Some law degree abbreviations are "LL.B." or "B.L." for Bachelor of Law and "J.D." for Juris Doctor. Other abbreviations are "LL.D.," which stands for "Legum Doctor," equivalent to a doctorate degree, and "LLM," which stands for "Legum Magister," a master's degree.
A bachelor's degree in law is also abbreviated as "LLB" or "Ll.B." "LL." is the plural form of "legum," which means "law" in Latin. It is usually pursued after three years of undergraduate studies.
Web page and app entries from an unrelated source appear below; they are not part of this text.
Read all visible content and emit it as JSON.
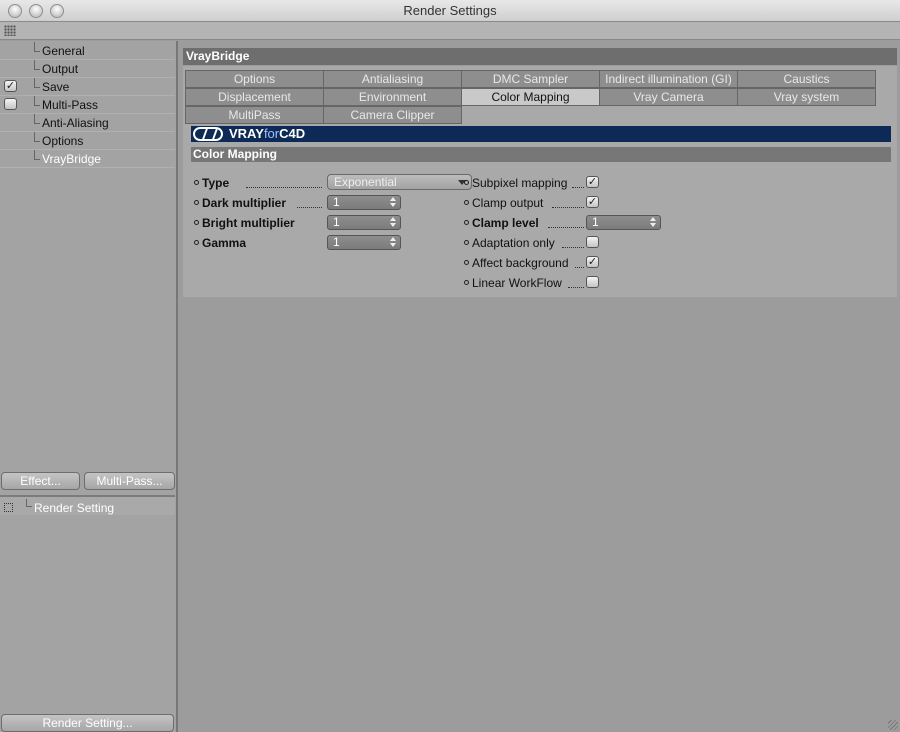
{
  "window": {
    "title": "Render Settings"
  },
  "sidebar": {
    "items": [
      {
        "label": "General",
        "checkbox": null
      },
      {
        "label": "Output",
        "checkbox": null
      },
      {
        "label": "Save",
        "checkbox": "checked"
      },
      {
        "label": "Multi-Pass",
        "checkbox": "unchecked"
      },
      {
        "label": "Anti-Aliasing",
        "checkbox": null
      },
      {
        "label": "Options",
        "checkbox": null
      },
      {
        "label": "VrayBridge",
        "checkbox": null,
        "active": true
      }
    ],
    "effect_button": "Effect...",
    "multipass_button": "Multi-Pass...",
    "render_setting_item": "Render Setting",
    "render_setting_button": "Render Setting..."
  },
  "panel": {
    "title": "VrayBridge",
    "tabs_row1": [
      "Options",
      "Antialiasing",
      "DMC Sampler",
      "Indirect illumination (GI)",
      "Caustics"
    ],
    "tabs_row2": [
      "Displacement",
      "Environment",
      "Color Mapping",
      "Vray Camera",
      "Vray system"
    ],
    "tabs_row3": [
      "MultiPass",
      "Camera Clipper"
    ],
    "selected_tab": "Color Mapping",
    "banner": {
      "brand": "VRAY",
      "for": "for",
      "product": "C4D"
    },
    "section_title": "Color Mapping",
    "left_fields": [
      {
        "label": "Type",
        "value": "Exponential",
        "kind": "combo"
      },
      {
        "label": "Dark multiplier",
        "value": "1",
        "kind": "spin"
      },
      {
        "label": "Bright multiplier",
        "value": "1",
        "kind": "spin"
      },
      {
        "label": "Gamma",
        "value": "1",
        "kind": "spin"
      }
    ],
    "right_fields": [
      {
        "label": "Subpixel mapping",
        "kind": "checkbox",
        "checked": true
      },
      {
        "label": "Clamp output",
        "kind": "checkbox",
        "checked": true
      },
      {
        "label": "Clamp level",
        "kind": "spin",
        "value": "1"
      },
      {
        "label": "Adaptation only",
        "kind": "checkbox",
        "checked": false
      },
      {
        "label": "Affect background",
        "kind": "checkbox",
        "checked": true
      },
      {
        "label": "Linear WorkFlow",
        "kind": "checkbox",
        "checked": false
      }
    ]
  },
  "icons": {
    "check_glyph": "✓"
  }
}
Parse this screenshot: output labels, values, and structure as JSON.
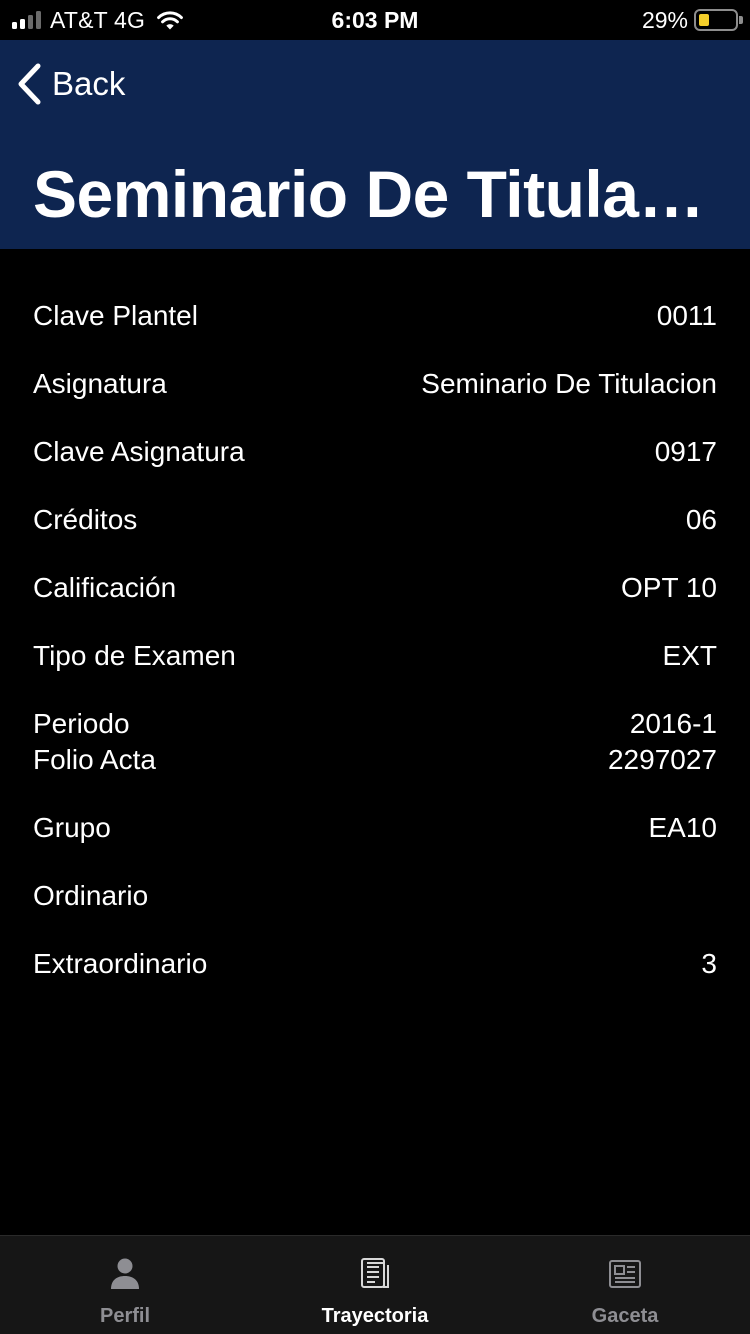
{
  "status_bar": {
    "carrier": "AT&T 4G",
    "time": "6:03 PM",
    "battery_percent": "29%",
    "battery_level": 0.29,
    "battery_color": "#f5cf2a",
    "icons": [
      "signal-icon",
      "wifi-icon",
      "battery-icon"
    ]
  },
  "header": {
    "back_label": "Back",
    "title": "Seminario De Titulacion",
    "background_color": "#0e2550"
  },
  "details": {
    "rows": [
      {
        "label": "Clave Plantel",
        "value": "0011"
      },
      {
        "label": "Asignatura",
        "value": "Seminario De Titulacion"
      },
      {
        "label": "Clave Asignatura",
        "value": "0917"
      },
      {
        "label": "Créditos",
        "value": "06"
      },
      {
        "label": "Calificación",
        "value": "OPT 10"
      },
      {
        "label": "Tipo de Examen",
        "value": "EXT"
      },
      {
        "label": "Periodo",
        "value": "2016-1"
      },
      {
        "label": "Folio Acta",
        "value": "2297027"
      },
      {
        "label": "Grupo",
        "value": "EA10"
      },
      {
        "label": "Ordinario",
        "value": ""
      },
      {
        "label": "Extraordinario",
        "value": "3"
      }
    ]
  },
  "tab_bar": {
    "tabs": [
      {
        "label": "Perfil",
        "icon": "person-icon",
        "active": false
      },
      {
        "label": "Trayectoria",
        "icon": "document-icon",
        "active": true
      },
      {
        "label": "Gaceta",
        "icon": "newspaper-icon",
        "active": false
      }
    ]
  }
}
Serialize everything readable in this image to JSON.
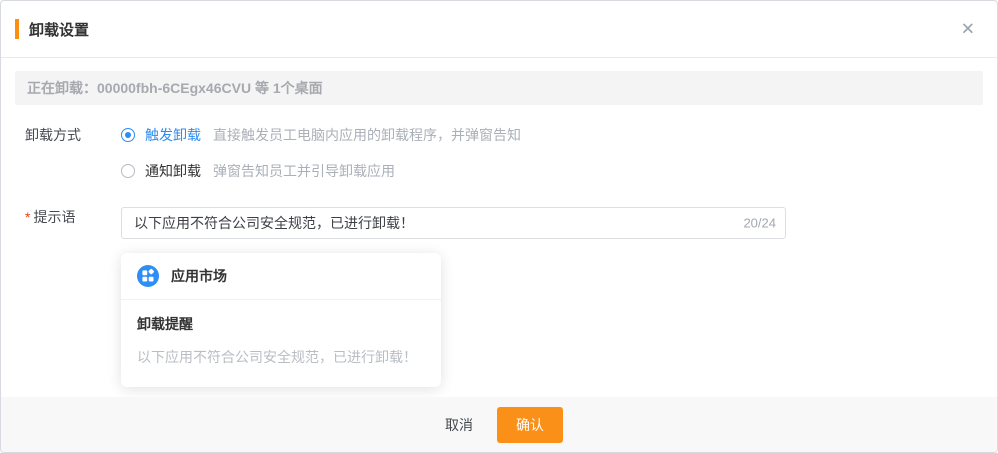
{
  "dialog": {
    "title": "卸载设置",
    "close_icon": "✕"
  },
  "info_bar": {
    "text": "正在卸载：00000fbh-6CEgx46CVU 等 1个桌面"
  },
  "form": {
    "method_label": "卸载方式",
    "options": [
      {
        "label": "触发卸载",
        "desc": "直接触发员工电脑内应用的卸载程序，并弹窗告知",
        "selected": true
      },
      {
        "label": "通知卸载",
        "desc": "弹窗告知员工并引导卸载应用",
        "selected": false
      }
    ],
    "required_mark": "*",
    "prompt_label": "提示语",
    "prompt_value": "以下应用不符合公司安全规范，已进行卸载！",
    "counter": "20/24"
  },
  "preview": {
    "app_name": "应用市场",
    "title": "卸载提醒",
    "message": "以下应用不符合公司安全规范，已进行卸载！"
  },
  "footer": {
    "cancel_label": "取消",
    "confirm_label": "确认"
  },
  "colors": {
    "accent_orange": "#fb9018",
    "primary_blue": "#2d8cf0",
    "info_bar_bg": "#f4f4f5",
    "footer_bg": "#f8f8f9"
  }
}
Most institutions around the world offer LL.B. programs as a standard law education, although law schools in the United States have phased them out in favor of J.D. programs. A J.D. is considered higher than a master's degree but lower than a doctorate.